View Full Version : Polls say Bush has slight lead as Kerry gains

10-18-2004, 12:45 AM
New polling says US President George W Bush is barely ahead in the overall race for the White House while Democrat challenger John Kerry is gaining support in some key states with just over two weeks before the November 2 ballot.

A flurry of weekend surveys provide mixed news for the two candidates and point to a possible nerve-wracking finish just like the cliffhanger of 2000.

In his latest jibe against Bush, Kerry headed to Florida and sounded a warning to Americans on social security, saying Bush planned to cut benefits and privatise the scheme.

Florida - is home to millions of retirees - and was the centre of a recount controversy which went Bush's way in 2000.

It remains a critical battleground this time around.

Bush, whose campaign team dismissed Kerry's latest claims on social security as "preposterous", visited Florida on Sunday.

The state's 27 electoral votes will likely be key to who wins the November 2 election.

All three nationwide polls gave Bush a small but statistically insignificant lead after three televised debates that boosted Kerry's ratings.

The Washington Post had Bush up 50 per cent to 47 per cent; Time magazine, Zogby and Rasmussen pollsters put the edge at two points.

Newsweek magazine had Bush ahead 48-46 per cent among registered voters and 50-44 per cent among likely voters.

The difference between registered and likely voters suggested the size of the turnout could decide the outcome.

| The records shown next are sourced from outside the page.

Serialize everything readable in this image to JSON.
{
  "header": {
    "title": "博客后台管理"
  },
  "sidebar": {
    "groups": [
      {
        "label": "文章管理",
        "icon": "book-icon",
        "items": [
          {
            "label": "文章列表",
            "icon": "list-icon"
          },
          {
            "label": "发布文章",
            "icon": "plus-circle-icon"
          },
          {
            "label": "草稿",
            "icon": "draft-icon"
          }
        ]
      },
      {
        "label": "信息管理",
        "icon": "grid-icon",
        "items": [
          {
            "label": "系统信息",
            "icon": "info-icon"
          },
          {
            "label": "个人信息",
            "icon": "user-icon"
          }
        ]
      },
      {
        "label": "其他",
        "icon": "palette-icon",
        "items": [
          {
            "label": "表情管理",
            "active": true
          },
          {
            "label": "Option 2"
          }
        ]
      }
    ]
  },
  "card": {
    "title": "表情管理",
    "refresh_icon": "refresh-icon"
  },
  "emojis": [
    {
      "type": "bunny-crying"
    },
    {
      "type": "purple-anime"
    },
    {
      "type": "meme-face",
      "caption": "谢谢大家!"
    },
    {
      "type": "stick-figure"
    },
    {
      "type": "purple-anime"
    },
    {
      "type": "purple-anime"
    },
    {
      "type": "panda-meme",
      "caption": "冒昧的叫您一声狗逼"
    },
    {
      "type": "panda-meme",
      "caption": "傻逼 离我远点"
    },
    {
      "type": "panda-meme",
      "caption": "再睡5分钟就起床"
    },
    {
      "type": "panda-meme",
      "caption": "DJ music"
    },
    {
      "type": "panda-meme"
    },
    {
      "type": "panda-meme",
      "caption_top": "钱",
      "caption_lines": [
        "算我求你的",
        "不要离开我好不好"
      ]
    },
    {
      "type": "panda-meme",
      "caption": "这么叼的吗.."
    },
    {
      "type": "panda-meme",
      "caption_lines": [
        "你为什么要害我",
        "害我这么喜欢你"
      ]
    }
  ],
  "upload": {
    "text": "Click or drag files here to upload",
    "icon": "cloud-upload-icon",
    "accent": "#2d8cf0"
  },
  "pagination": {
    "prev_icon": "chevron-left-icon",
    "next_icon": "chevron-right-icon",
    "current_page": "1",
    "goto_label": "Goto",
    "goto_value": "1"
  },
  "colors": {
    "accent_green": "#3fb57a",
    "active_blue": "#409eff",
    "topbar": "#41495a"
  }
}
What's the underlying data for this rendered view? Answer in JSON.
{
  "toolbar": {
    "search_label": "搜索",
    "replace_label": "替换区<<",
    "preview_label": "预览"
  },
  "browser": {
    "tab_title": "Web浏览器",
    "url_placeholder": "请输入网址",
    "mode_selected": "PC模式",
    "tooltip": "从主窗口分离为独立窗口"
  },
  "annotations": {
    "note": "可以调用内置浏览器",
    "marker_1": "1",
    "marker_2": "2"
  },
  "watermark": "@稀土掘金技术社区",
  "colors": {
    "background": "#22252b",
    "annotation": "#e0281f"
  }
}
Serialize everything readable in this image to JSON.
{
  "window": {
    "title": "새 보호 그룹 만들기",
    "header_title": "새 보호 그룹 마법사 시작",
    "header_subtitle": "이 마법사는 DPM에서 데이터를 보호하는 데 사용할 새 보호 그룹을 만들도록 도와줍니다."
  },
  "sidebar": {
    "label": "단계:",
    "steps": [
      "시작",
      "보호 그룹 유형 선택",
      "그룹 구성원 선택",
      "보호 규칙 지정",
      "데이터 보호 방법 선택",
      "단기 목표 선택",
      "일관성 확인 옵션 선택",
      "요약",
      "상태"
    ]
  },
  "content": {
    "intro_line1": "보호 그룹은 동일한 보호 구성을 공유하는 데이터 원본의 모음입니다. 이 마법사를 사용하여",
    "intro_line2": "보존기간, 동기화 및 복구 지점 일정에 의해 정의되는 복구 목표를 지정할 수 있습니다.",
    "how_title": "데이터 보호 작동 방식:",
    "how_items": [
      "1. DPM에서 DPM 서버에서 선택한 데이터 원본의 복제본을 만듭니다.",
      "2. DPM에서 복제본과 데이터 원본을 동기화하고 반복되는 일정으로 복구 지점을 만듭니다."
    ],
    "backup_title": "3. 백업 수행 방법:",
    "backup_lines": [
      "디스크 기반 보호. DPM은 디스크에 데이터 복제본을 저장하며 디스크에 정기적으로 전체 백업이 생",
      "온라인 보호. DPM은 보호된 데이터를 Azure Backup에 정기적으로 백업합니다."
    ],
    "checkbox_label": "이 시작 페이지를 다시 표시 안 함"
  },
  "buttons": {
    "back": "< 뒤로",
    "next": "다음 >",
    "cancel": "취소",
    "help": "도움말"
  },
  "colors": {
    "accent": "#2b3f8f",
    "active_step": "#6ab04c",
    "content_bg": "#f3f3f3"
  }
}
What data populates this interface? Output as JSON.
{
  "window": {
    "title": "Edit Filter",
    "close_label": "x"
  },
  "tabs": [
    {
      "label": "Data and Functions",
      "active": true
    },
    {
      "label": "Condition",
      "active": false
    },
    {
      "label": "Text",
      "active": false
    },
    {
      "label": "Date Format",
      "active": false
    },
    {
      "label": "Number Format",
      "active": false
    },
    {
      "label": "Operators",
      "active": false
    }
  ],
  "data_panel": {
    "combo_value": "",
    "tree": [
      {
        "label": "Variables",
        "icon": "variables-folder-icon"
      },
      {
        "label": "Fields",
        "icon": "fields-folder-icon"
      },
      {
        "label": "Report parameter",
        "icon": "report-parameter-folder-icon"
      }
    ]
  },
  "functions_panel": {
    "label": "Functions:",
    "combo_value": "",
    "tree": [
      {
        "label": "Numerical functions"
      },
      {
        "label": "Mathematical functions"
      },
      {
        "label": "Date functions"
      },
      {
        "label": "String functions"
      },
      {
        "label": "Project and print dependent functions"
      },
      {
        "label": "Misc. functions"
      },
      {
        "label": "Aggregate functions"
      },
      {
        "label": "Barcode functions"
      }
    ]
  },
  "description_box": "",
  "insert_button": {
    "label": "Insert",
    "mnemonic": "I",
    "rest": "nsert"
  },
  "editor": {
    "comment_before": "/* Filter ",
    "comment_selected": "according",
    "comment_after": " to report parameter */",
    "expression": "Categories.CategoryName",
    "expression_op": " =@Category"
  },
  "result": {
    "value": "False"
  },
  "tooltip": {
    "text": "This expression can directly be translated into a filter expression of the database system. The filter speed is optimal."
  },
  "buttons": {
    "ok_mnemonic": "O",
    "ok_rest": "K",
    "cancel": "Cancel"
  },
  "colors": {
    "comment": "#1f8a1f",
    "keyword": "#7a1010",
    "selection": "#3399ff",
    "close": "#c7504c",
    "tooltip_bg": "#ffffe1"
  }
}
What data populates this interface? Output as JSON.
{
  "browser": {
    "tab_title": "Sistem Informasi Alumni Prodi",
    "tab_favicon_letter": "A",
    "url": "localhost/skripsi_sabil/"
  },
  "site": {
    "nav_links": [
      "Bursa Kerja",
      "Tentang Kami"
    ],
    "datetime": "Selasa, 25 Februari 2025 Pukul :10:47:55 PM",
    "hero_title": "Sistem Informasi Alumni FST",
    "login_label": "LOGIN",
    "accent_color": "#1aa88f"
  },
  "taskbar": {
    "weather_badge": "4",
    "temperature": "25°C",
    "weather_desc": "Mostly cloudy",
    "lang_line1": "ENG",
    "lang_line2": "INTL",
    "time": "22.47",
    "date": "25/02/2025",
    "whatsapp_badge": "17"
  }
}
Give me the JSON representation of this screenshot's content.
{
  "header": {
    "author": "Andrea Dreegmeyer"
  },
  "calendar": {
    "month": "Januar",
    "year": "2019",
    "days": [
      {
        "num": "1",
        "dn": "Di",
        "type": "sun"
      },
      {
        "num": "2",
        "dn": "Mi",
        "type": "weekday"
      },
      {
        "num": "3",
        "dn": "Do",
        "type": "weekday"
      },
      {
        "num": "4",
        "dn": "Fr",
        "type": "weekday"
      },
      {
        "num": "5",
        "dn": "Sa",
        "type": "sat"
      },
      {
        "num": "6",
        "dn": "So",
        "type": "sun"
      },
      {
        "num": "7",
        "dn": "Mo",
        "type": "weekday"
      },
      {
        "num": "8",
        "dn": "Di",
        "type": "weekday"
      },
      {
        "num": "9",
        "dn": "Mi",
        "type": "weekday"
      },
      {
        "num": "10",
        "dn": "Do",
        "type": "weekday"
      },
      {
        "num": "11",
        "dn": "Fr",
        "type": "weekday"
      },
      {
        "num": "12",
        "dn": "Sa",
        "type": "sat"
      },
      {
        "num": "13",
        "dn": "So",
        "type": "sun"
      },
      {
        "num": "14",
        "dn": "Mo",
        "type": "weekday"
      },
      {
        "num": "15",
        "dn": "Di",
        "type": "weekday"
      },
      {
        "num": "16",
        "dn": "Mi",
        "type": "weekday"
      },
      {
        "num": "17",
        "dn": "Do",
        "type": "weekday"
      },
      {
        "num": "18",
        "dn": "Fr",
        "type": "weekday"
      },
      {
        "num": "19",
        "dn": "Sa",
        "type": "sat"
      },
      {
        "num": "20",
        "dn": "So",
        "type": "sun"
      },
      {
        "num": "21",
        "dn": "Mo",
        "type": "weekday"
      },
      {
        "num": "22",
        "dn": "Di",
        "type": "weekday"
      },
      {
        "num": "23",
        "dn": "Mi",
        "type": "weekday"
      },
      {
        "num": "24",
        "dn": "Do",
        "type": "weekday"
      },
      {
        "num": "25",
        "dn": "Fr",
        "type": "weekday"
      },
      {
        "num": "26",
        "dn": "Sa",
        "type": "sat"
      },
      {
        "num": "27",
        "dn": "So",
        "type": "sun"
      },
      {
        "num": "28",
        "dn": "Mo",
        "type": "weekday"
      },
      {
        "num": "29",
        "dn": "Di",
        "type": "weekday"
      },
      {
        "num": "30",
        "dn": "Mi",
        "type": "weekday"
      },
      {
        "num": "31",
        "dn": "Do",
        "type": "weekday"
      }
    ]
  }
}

Kerry is likely to benefit from high numbers. The Newsweek poll had Kerry leading 57-36 per cent among self-described new voters.

Bush held an edge in voter confidence in his ability to steer the country through perilous times and deal with terrorism while the Massachusetts senator retained his leads on the economy, jobs and health care.

But in a worrying sign for Bush since the debates, both Time and Newsweek put his overall job approval rating at below 50 per cent, historically a bad omen for presidents seeking re-election.

Prospects were also looking brighter for Kerry in the race to piece together a majority of the decisive 538 electoral votes apportioned among the states and earned in separate, mostly winner-take-all, contests.

Bush won in 2000 by five electors while losing the popular tally to then Democrat vice president Al Gore by more than half a million votes. The electoral chessboard looked every bit as tight this year.

A Rasmussen tracking poll conducted among 16 "battleground" states had Kerry up 48-46 per cent, reversing a similar Bush margin a week ago just before the third and final debate.

A Zogby poll also showed 66 per cent of undecided voters giving the president a negative rating. Eighteen per cent said he deserved to be returned for a second four-year term and 39 per cent said no.

Kerry seemed to gaining ground among 10 closely watched states with a total of 118 electors: Colorado, Florida, Iowa, Minnesota, Nevada, New Hampshire, New Mexico, Ohio, Pennsylvania and Wisconsin.

Several analysts suggested that whoever wins two of three races out of the southeastern state of Florida (27 electors), Ohio (20) in the Midwest and Pennsylvania (21) in the East, would likely be elected.

All are too close to call. But the Rasmussen survey in Florida, which handed Bush the presidency four years ago after a bitterly disputed recount, had Kerry cutting a six-point deficit to two points in the last week.

In Ohio, which no Republican has ever lost and still captured the White House, Kerry had narrowed a four-point Bush edge to a single point, according to Rasmussen.

The survey also showed the Democrat apparently firming up his base in Ohio, a state stricken by the loss of jobs which may give him his best chance of snatching a state from the Republican column.

The number of Kerry supporters who said they were "certain" of their choice rose in the last two weeks from 79 to 88 per cent, Rasmussen said, while for Bush the figure was stable at 92 per cent.

Bush has set his sights on Pennsylvania, which has gone Democratic in the last three presidential elections, and has stopped there during the campaign more than any state other than his home of Texas.

Independent candidate Ralph Nader was still a wild card, with polls showing he had the capacity to draw crucial votes from Kerry. Democrats accuse Nader of siphoning off key votes in Florida four years ago to hand the victory to Bush.